Alex was born with a congenital heart defect, which required open heart surgery to insert a donor valve when he was two weeks old, and then again aged 18 months after the first heart valve became less effective and needed replacing.
Alex may require future surgeries as he continues to grow, but since the procedure in 2010, he’s required no further cardiac treatment.
During Organ Donation Week, people are being encouraged to think about their organ and tissue donation decision and make it known.
From Autumn 2020, the law around organ and tissue donation is changing to an opt-out system in Scotland, meaning that if people have not confirmed whether they want to be an organ donor, it may be assumed they’re willing to donate when they die.
People have a choice - to be a donor or opt-out of donation - and they can record their decision on the NHS Organ Donor Register at any time.
Public Health Minister Joe FitzPatrick says it’s vital people share their decision with family.
“Meeting Alex and his mum Julie today demonstrates how an organ or tissue donor can transform a life.
“The law on donation is changing in Scotland to save and improve many more lives, adding to the package of measures already in place which have led to significant increases in donation and transplantation rates in Scotland over the last decade.
“This Organ Donation Week, we’re asking people to think about their organ and tissue donation decision, record this on the NHS Organ Donor Register and importantly share it. Having that conversation with family is vital, so they can ensure the decision is honoured should something happen.”
Alex’s mother Julie Crichton said:
“We have Alex, as well as he can be, always with a smile on his face. He’s happy, challenging, determined and cheeky, he’s just my Alex.
“The people who have made the selfless decision to donate have quite simply allowed Alex to live. I remember the surgeon being quite matter of fact with me initially, saying that Alex needed a human valve and that would need to come from a child donor.
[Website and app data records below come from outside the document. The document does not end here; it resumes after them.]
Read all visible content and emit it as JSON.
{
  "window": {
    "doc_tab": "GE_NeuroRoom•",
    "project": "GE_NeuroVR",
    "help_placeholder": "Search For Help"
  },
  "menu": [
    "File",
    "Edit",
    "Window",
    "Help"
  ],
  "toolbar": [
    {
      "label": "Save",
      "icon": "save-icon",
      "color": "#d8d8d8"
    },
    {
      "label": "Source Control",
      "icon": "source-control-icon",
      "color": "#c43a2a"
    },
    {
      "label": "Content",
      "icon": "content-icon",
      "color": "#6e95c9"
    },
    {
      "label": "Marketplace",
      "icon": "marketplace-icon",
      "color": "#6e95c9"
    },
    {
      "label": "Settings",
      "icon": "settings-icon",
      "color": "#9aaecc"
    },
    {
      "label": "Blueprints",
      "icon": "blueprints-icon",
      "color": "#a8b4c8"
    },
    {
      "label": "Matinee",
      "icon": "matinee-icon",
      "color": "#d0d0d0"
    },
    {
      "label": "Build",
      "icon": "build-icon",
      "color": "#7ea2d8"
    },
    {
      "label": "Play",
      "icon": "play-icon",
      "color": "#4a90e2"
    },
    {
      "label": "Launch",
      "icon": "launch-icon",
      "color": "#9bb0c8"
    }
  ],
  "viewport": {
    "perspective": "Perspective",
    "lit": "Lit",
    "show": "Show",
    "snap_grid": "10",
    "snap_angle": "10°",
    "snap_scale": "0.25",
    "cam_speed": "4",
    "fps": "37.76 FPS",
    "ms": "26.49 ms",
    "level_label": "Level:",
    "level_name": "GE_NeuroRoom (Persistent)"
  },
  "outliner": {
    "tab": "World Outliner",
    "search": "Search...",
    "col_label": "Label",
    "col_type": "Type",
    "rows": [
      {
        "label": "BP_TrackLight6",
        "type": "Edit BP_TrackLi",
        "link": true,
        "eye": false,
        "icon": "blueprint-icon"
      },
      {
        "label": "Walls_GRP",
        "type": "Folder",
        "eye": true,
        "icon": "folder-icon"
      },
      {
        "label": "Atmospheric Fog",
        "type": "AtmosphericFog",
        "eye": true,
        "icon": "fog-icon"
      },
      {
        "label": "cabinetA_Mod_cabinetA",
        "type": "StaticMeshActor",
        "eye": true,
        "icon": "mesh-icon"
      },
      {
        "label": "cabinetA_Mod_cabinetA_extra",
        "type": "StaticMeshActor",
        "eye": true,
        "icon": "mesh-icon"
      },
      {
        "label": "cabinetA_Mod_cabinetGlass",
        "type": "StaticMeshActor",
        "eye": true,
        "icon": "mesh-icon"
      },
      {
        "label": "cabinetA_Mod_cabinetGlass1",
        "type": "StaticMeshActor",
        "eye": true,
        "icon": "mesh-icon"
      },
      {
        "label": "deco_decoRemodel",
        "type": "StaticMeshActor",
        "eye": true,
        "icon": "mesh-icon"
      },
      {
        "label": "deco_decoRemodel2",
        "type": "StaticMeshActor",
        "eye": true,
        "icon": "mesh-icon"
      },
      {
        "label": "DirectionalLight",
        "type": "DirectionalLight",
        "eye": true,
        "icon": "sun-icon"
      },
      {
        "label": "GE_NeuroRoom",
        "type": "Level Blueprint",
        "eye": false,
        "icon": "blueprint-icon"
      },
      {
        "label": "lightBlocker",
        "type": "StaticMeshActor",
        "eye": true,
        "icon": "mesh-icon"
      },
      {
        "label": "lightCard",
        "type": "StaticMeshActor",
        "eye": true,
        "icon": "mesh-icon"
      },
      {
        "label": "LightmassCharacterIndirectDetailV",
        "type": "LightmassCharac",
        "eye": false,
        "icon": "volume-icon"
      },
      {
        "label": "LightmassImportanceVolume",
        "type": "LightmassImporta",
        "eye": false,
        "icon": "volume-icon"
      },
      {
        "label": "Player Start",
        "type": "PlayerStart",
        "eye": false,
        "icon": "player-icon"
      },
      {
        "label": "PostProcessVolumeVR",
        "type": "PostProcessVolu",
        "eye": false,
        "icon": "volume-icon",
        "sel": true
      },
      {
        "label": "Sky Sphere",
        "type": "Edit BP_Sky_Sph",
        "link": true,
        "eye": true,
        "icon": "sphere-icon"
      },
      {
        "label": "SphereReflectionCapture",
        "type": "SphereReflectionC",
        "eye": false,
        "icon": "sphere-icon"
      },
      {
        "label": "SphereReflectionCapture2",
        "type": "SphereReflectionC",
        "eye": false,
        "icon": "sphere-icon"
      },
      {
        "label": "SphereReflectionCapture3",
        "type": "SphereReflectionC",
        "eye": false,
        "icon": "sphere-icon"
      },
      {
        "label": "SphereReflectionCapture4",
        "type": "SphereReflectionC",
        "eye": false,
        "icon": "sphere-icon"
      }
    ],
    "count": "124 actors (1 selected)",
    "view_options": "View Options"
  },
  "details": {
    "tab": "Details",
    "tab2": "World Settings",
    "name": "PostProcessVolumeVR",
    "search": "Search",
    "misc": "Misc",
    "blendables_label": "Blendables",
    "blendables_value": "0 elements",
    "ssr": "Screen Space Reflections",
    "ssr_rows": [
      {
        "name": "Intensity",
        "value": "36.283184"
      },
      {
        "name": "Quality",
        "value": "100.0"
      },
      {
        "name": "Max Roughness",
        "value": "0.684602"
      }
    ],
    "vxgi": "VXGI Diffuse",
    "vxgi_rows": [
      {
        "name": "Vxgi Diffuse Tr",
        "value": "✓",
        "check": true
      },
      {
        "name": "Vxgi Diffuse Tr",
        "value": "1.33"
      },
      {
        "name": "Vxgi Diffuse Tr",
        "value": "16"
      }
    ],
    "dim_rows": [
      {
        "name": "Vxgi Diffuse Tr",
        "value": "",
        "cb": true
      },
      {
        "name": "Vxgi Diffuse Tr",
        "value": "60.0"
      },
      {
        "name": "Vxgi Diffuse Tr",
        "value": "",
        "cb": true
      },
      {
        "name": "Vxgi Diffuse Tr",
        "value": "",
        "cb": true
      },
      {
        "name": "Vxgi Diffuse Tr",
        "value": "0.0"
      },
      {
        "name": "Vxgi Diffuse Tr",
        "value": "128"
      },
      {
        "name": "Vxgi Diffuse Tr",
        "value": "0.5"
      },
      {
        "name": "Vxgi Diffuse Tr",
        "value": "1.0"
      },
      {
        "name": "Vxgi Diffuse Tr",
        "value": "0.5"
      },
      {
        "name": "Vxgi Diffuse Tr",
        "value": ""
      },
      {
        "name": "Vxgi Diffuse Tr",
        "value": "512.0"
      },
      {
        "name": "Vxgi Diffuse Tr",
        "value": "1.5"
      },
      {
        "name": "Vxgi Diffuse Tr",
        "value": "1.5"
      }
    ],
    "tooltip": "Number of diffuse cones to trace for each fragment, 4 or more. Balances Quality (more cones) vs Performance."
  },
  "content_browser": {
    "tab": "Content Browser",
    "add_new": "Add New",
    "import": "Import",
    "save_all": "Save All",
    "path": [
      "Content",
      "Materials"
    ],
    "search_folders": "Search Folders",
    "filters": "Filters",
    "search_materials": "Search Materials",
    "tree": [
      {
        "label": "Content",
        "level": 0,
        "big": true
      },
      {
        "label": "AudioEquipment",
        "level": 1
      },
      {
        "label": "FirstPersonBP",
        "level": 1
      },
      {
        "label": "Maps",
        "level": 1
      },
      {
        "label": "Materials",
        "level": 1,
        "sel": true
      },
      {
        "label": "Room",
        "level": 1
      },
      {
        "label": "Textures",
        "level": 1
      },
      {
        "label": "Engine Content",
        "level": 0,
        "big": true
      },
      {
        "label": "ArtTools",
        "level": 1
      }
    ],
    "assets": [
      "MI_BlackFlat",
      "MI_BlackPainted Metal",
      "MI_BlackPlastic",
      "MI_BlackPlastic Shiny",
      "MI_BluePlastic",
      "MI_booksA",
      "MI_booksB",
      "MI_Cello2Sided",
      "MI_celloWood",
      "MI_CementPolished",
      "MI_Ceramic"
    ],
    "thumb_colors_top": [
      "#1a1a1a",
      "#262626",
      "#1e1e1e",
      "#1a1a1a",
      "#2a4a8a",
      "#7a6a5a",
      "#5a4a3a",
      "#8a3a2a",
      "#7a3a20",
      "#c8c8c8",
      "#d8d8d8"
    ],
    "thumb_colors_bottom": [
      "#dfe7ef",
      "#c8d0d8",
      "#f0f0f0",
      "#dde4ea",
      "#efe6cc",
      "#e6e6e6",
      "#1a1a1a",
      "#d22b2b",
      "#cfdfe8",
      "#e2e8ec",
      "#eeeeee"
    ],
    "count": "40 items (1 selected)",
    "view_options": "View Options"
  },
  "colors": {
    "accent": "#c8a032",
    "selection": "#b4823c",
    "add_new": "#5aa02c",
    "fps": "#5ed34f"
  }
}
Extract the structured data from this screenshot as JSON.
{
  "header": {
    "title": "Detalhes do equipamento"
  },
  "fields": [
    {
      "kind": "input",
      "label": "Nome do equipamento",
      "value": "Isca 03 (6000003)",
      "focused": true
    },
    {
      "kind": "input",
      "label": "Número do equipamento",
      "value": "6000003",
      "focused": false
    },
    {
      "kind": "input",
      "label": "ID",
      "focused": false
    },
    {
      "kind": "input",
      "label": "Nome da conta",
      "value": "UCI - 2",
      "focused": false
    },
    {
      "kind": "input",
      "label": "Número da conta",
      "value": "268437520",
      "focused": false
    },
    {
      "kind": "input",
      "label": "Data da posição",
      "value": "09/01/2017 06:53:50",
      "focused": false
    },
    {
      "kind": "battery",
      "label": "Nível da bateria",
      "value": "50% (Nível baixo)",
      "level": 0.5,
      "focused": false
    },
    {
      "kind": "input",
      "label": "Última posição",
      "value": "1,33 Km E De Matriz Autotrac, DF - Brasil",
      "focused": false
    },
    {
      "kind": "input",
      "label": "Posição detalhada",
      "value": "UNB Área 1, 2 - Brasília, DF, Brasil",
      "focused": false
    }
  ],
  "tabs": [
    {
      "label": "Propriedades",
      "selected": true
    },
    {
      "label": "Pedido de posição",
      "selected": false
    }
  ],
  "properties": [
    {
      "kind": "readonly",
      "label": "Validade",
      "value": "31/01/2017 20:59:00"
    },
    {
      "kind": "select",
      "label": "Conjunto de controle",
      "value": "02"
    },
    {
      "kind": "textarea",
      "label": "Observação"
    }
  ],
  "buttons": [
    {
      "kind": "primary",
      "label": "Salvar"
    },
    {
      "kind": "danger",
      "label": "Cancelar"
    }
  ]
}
It’s just very humbling that someone has said goodbye to their child, and made a decision that has allowed me to keep my son.
“It’s upsetting to think of the donor, what age they were, how their parents are doing, but we try not to dwell on it and focus on what it has done for Alex. It’s all about making memories, and thanks to that donor, he has a fantastic life. We will always be grateful.
“There are so many people who are in need. I know about another 20 kids like Alex, so the more people willing to donate, and have that discussion, the better.”